Pottruck would go out of his way to acknowledge that Chuck Schwab was the senior member, saying he was happy being No. 2. “I would consider myself unrecruitable,” he said. “I have too much sense of ownership. There’s no position anyone could offer me, including a CEO position, which would make me leave.”
But the pretense of equality debilitated the organization. Schwab’s unwillingness to take himself out of operating responsibility created a vacuum that distorted relationships among the executive committee. Recruitment and retention of top talent became difficult, and healthy executive development almost impossible. Tensions between the men increased. The board of directors became nervous, but didn’t know how to resolve the conflict. Most directors had little faith in the co-CEO arrangement. “The co-chief executive thing is a contraption; it keeps the trains running,” said a board member. “Pottruck is obsessed with the title and Chuck is obsessed with not giving it up.”
The toxic management environment claimed a number of promising Schwab executives and scared off a number of other potential recruits. Among the former was Steven L. Scheid, a vice chairman and head of the retail investing division, who resigned in February 2002 after serving just two years. Scheid went on record as quitting because of autonomy issues: Pottruck, he said in an unusually frank statement, insisted on exercising too much control over his division. Said Pottruck: “We had different views about the level of autonomy that was appropriate.”
Scheid joined an impressive roster of executives who have left Schwab after locking horns with Pottruck. This turnover was of enormous concern to the directors. “The board feels helpless that the company develops people and moves them up and then Dave finds a way to knock them down,” said one director.
The fact that the business started deteriorating in 2000 put pressure on the board to act. Within three years, Schwab lost 80 percent of its market capitalization and, thanks to a series of layoffs, reduced headcount from 25,000 to 16,700. Though part of that was due to the financial markets themselves, Schwab was also losing market share.
But ultimately the board didn’t have to force a resolution. The reality behind the CEO’s decision to give up day-to-day control is far more mundane and predictable: Schwab, who turned 65 in the summer of 2002, was simply tired.
The co-CEO arrangement required him to attend too many meetings, according to a board member. Both Pottruck and Schwab were committed to making periodic visits to hundreds of Schwab branch offices and service centers around the country. “Chuck doesn’t want to show up as much as he did,” a board member says.
While the Schwab board is a little more closely aligned to the currently fashionable ideals of director governance, there are still several other outstanding issues that it might consider.
The first is the issue of interlocking, quid-pro-quo directorships. Currently, Charles Schwab serves on The Gap board while Donald G. Fisher, chairman of The Gap, serves on Schwab’s. This kind of structure is increasingly criticized by regulators and governance reformers.
The second issue is the board’s lack of a nominating committee, the venue in which strategic succession issues traditionally get discussed.
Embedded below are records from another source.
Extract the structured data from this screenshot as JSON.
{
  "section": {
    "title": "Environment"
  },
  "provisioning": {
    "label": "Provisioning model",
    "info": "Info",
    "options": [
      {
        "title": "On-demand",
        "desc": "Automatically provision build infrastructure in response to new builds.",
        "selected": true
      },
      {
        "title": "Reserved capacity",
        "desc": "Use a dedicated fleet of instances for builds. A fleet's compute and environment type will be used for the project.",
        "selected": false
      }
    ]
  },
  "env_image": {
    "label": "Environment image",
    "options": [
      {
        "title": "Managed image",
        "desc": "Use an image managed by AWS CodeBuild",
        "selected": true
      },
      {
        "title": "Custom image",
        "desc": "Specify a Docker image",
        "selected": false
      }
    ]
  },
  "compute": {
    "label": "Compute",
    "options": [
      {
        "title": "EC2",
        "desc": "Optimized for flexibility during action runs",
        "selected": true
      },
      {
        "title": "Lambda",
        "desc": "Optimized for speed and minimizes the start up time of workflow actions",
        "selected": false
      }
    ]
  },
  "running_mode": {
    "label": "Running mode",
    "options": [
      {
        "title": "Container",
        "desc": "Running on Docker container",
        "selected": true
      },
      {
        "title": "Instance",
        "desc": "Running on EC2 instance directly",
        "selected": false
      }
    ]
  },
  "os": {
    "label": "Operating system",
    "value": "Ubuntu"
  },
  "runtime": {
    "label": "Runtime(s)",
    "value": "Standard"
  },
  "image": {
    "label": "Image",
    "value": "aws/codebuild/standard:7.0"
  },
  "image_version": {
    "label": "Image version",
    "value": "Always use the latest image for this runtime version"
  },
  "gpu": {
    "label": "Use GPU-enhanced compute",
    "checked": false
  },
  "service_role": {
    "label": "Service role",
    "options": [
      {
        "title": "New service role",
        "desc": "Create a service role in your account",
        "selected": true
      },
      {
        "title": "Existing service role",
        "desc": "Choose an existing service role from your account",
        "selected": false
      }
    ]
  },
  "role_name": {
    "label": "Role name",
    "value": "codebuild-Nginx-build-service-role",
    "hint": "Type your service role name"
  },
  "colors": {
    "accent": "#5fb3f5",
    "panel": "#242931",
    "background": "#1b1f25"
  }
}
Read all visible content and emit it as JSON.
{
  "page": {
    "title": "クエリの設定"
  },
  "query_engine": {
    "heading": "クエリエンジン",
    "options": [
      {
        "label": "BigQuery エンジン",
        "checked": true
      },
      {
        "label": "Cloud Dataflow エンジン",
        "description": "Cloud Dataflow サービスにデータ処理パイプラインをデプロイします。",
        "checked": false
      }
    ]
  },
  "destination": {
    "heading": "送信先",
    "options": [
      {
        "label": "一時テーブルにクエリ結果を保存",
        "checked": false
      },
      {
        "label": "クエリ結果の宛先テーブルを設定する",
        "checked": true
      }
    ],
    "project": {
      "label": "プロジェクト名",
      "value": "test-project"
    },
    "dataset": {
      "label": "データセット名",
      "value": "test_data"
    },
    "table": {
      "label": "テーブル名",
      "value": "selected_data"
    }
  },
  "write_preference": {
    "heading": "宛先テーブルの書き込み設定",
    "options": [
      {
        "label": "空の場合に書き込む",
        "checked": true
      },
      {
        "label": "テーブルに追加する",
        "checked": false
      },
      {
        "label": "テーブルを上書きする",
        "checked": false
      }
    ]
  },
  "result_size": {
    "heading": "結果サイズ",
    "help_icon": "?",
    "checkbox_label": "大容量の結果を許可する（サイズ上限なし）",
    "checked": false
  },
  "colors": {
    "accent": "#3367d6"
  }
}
When a board member periodically inquired about why the company did not have a nominating committee, Schwab simply said, “I don’t want one” and changed the subject, according to the source. Now is the time for a more rational process.
Schwab’s decision, however belated, to take a giant step back represents progress, putting the company that bears his name on a more credible management path. Despite years of what critics might call foot-dragging, his decision in the end was consistent with his lifelong dedication of putting the customer first. That’s a legacy worth protecting, even if it means someone else gets to call the shots.
John Kador is the author of Charles Schwab: How One Company Beat Wall Street and Reinented the Brokerage Industry.